I’ve actually already blogged about this one [link: http://www.markborkowski.co.uk/supernatural-pr-fear-that-fans-can-love/] but it’s stuck with me. In order to promote the remake of classic teen-angst ‘em up Carrie, the movie’s PR team set up a hidden camera stunt to end all hidden camera stunts. A new York Cafe was rigged with booby traps, and an actor was planted at a table. Following an altercation with another “customer” (actually a stuntman), the actor appears to wreak havoc with her psychic powers, terrifying several genuine customers. A video of the event went viral.

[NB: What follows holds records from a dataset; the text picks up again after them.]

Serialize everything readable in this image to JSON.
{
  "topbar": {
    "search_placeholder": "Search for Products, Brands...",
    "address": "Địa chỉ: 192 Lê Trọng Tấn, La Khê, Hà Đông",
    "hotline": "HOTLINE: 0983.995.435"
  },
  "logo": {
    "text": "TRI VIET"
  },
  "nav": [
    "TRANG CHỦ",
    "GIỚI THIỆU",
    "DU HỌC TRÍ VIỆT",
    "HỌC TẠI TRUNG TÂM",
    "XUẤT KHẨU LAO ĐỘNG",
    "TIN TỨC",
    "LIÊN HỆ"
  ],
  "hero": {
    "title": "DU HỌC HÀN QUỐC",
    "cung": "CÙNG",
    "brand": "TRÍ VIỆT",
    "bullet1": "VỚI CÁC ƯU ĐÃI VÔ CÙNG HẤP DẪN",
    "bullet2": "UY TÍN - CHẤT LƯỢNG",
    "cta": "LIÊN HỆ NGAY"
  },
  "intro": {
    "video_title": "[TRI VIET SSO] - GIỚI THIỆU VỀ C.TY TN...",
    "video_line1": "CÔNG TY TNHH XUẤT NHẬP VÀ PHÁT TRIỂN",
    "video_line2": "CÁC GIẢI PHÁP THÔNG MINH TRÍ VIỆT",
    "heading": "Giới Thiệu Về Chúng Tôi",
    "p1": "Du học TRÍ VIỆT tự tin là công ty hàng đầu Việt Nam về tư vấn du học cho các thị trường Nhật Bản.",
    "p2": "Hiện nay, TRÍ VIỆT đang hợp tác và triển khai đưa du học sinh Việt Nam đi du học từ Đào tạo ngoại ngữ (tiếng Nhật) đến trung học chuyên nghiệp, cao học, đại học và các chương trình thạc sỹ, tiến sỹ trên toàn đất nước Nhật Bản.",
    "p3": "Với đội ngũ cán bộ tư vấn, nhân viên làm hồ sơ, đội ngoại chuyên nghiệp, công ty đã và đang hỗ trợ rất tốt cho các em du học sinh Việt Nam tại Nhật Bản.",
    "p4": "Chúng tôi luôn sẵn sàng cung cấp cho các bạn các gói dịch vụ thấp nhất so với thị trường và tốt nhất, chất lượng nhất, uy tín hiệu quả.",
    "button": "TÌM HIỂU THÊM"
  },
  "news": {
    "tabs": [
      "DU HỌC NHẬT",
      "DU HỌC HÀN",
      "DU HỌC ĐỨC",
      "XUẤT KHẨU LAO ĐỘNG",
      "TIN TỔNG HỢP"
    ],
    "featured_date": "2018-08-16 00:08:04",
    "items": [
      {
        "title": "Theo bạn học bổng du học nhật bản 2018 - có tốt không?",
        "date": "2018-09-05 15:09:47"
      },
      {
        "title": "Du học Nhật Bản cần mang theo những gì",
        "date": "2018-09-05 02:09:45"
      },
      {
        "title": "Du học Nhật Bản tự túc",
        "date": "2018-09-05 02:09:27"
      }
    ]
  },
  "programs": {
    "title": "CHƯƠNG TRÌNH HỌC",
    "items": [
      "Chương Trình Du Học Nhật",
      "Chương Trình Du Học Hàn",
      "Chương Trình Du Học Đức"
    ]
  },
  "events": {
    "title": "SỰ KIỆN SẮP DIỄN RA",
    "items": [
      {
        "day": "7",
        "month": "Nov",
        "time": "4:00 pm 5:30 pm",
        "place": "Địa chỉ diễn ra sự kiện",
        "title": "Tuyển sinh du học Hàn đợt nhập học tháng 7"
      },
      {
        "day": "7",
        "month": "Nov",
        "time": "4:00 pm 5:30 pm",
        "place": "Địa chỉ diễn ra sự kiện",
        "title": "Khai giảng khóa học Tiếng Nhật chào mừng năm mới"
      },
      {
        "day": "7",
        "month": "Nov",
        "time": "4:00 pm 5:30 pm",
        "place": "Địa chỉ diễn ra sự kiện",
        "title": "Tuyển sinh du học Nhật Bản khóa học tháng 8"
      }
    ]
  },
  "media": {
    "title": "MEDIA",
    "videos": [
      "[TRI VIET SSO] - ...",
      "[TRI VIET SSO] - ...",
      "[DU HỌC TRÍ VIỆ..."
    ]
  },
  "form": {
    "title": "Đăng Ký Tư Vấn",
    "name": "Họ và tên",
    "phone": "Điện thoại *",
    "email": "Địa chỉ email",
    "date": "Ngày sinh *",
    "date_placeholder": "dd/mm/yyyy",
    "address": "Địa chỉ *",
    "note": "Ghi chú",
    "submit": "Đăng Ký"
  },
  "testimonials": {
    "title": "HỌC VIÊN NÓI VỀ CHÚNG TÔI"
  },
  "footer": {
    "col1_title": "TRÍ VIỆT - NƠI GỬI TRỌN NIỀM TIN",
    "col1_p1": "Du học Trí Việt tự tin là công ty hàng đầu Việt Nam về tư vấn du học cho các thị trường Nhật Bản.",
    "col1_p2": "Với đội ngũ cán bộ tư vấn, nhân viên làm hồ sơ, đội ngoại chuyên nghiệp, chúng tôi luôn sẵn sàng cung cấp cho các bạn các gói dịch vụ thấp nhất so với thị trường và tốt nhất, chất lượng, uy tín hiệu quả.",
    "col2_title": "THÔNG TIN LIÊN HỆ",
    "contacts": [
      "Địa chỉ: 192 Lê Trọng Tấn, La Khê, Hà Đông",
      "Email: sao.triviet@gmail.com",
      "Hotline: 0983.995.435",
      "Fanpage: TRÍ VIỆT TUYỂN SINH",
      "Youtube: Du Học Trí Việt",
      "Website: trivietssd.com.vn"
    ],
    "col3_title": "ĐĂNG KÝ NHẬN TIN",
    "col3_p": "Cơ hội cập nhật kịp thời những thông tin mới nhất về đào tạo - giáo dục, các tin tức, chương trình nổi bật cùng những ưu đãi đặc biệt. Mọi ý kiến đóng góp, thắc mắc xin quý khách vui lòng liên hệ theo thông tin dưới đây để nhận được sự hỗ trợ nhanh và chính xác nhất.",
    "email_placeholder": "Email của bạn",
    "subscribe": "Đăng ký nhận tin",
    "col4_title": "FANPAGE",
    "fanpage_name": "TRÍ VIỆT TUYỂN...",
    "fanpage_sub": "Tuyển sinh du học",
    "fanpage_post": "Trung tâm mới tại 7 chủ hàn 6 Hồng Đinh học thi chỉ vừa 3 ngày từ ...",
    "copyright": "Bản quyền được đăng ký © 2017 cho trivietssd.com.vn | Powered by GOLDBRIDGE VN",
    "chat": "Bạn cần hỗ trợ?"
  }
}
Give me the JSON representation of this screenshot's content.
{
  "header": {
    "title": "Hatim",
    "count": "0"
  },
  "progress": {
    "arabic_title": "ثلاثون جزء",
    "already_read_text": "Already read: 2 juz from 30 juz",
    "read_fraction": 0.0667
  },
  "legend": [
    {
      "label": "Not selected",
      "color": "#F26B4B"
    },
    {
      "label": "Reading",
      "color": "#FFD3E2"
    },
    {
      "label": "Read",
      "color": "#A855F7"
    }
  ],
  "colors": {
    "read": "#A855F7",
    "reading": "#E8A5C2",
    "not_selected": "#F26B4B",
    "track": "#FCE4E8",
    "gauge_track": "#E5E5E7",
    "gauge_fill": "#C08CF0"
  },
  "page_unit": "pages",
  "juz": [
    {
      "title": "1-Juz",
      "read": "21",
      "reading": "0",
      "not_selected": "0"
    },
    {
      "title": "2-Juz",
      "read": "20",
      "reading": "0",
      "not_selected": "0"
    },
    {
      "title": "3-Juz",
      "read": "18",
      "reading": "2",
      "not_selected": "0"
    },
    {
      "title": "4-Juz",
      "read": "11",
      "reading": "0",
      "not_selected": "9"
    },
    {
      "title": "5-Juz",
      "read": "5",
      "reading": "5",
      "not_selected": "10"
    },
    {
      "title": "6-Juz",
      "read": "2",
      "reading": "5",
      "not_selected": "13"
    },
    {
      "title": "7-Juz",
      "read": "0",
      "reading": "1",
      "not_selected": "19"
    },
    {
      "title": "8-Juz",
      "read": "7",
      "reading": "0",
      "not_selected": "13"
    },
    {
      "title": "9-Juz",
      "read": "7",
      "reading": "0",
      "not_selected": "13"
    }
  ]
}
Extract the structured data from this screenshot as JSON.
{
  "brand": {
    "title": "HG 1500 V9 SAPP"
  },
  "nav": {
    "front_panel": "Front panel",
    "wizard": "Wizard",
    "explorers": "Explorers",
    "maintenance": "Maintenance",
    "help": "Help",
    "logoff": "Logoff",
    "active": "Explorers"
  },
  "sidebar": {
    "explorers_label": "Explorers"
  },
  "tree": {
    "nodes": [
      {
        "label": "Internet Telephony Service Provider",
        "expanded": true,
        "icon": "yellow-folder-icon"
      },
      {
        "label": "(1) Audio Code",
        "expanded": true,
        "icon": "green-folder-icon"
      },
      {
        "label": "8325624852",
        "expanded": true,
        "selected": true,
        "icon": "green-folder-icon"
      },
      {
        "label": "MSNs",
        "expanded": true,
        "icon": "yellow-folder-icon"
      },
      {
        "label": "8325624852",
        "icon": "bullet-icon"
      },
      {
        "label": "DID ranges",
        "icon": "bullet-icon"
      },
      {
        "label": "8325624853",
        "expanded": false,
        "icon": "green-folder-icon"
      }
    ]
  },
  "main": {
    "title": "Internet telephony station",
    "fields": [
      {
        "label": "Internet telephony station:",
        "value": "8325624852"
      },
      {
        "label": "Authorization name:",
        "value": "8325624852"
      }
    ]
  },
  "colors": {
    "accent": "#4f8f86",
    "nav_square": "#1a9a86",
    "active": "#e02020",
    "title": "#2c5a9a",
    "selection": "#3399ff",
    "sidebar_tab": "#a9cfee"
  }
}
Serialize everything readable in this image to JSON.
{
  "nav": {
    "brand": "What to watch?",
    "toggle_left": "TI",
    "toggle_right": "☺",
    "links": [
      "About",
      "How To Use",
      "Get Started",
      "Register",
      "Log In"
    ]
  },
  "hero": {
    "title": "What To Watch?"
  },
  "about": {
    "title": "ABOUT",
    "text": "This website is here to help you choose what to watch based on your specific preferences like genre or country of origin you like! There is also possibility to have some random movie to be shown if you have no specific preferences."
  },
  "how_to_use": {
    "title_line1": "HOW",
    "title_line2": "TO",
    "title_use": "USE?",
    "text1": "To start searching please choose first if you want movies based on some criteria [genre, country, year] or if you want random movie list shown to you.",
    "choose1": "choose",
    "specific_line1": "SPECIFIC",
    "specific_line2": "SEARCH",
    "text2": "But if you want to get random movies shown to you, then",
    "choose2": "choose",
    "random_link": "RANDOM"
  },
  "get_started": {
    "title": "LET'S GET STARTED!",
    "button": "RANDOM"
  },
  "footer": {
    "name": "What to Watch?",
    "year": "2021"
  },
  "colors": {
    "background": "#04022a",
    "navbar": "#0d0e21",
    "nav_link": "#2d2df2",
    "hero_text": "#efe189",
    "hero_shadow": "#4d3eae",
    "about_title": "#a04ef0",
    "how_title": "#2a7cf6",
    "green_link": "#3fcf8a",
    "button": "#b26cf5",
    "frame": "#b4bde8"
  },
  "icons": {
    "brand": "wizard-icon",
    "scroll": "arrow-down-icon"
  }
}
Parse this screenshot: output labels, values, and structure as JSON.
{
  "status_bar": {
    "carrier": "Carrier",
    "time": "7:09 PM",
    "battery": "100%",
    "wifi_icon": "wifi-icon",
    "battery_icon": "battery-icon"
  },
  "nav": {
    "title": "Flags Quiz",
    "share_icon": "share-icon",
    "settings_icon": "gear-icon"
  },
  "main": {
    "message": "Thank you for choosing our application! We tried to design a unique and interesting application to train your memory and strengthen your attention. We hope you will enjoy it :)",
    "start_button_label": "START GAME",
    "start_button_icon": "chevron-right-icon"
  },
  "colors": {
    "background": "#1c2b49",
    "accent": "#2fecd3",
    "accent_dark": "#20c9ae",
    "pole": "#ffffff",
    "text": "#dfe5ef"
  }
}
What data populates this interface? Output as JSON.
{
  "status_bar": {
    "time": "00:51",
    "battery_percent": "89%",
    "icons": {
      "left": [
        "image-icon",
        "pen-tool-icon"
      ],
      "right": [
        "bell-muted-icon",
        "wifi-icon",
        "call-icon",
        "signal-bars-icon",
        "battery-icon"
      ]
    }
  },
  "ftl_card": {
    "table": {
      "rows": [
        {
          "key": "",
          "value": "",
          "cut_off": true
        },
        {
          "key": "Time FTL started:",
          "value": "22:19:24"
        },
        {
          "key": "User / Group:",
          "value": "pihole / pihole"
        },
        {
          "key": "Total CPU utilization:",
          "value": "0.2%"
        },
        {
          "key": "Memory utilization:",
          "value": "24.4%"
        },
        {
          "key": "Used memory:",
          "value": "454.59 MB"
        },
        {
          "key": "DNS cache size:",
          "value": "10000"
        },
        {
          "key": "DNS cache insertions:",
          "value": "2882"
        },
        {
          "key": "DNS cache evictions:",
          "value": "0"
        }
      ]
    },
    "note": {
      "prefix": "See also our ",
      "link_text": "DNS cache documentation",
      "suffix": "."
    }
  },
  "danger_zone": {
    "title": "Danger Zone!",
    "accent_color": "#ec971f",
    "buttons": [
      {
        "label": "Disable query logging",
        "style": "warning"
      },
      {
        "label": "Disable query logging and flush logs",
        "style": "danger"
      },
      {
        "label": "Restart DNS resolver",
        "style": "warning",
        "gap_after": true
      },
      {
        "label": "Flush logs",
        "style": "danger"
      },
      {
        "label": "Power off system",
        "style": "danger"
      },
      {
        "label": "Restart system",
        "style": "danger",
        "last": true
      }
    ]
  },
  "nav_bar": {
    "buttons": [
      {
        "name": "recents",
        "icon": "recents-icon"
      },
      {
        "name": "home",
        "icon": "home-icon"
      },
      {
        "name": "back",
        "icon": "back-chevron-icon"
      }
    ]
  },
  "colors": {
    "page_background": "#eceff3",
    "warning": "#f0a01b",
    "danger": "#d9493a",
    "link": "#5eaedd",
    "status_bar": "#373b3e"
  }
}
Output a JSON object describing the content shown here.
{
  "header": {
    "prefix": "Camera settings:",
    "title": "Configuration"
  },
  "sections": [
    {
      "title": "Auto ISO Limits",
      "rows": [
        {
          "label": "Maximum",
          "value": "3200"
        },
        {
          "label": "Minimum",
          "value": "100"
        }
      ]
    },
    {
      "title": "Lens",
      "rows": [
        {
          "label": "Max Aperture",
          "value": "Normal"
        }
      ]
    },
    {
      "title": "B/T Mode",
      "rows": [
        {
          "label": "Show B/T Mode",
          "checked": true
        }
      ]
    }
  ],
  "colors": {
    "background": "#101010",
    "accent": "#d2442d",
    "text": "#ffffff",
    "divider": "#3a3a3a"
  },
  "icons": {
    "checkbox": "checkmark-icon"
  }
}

In some ways, there was nothing groundbreaking about this, well-executed as it was. Still, as I acknowledged at the time, the team deserve huge props for finding a clever way to engage with movie audiences outside of the traditional press junket snore-machine.
Oh, the wretched topic of death, such a frustrating interloper, especially at Christmas, damn you. Alas, there is no point in pretending that we improve with age. In his colossal autobiography, Ben Hecht expressed the ageing process thus: “the years diminish us, time rots our body, cools our blood, darkens our brain, and, like a furtive embalmer, prepares our bodies for the winding sheet.” All too often, humans exit the process prematurely; on Saturday, the uber-agent, my old friend Addison Cresswell, checked out at the height of his power, just as Santa was coordinating the settings on his SatNav. Addi’s death was heartbreaking for his loved ones, sad for his legions of friends and acquaintances.
Bad news travels fast: Addison’s demise percolated through Facebook and Twitter like a ruptured reservoir of sadness. Folk etched moving epigraphs on a host of social sites, a community stunned into stupefaction. This unexpected shock unified the comedy universe, many finding solace celebrating his memory. Some were immobilised by a deepsense of loss; others recognised a more remarkable full stop to a significant chapter. These flickering chronologies passionately accumulated into a string of lyrical memoires about his largesse and contradictions.
Beyonce’s new iTunes record—the singer’s album broke a million sales in six days on Wednesday—should be a lesson not only to pop stars but to anyone with a message to get across. The singer released the album entirely without prior fanfare, tossing it onto iTunes with a casual insouciance. It was a masterclass in cutting through the general PR melee and of course, a conscious purpose of control.
Beyonce’s people have said the release was all about talking directly to the fans without interference from the media. A fun idea, but not likely to be of much use to artists who’ve not had millions of dollars spent on their promotion over the years. The more important point to draw from it for PR pixies is how shouting loudly just doesn’t work any more. Nobody can hear!
The sorry tale of Nigella Lawson and Charles Saatchi should teach us some valuable lessons about the climate we operate in these days as businesses and brands. In this story we have a clear example of how a 24/7 news agenda fuels turbo charged and emotional reactions from the crowd – #teamnigella – and enough sympathy (for now at least) to skew any real perspective.
Not only that, but we also see how quickly brands are able to react to the idea of being written off. A skill that is becoming increasingly valuable in the furnace of media opprobrium. Kate Moss, BP, Ryan Air, Elton John, Virgin Trains and Twitter are all example of “brands” who have recovered from attack and moved on. The vicissitudes of the age did not crush these mass market icons. Why?
Well we are a “transmissive” society. Consumers don’t look up from the mesmeric power of their devices, so many are onto the next brand or story after they have erroneously dismissed the brand in trouble. In other words, we actually don’t enter into a dialogue. We don’t look up. We fail to discriminate in the moment as we digest the mass of information. This lack of consideration and reflection results in the transmission of undigested information. It’s a never ending circle for a moment or two. Then momentum changes…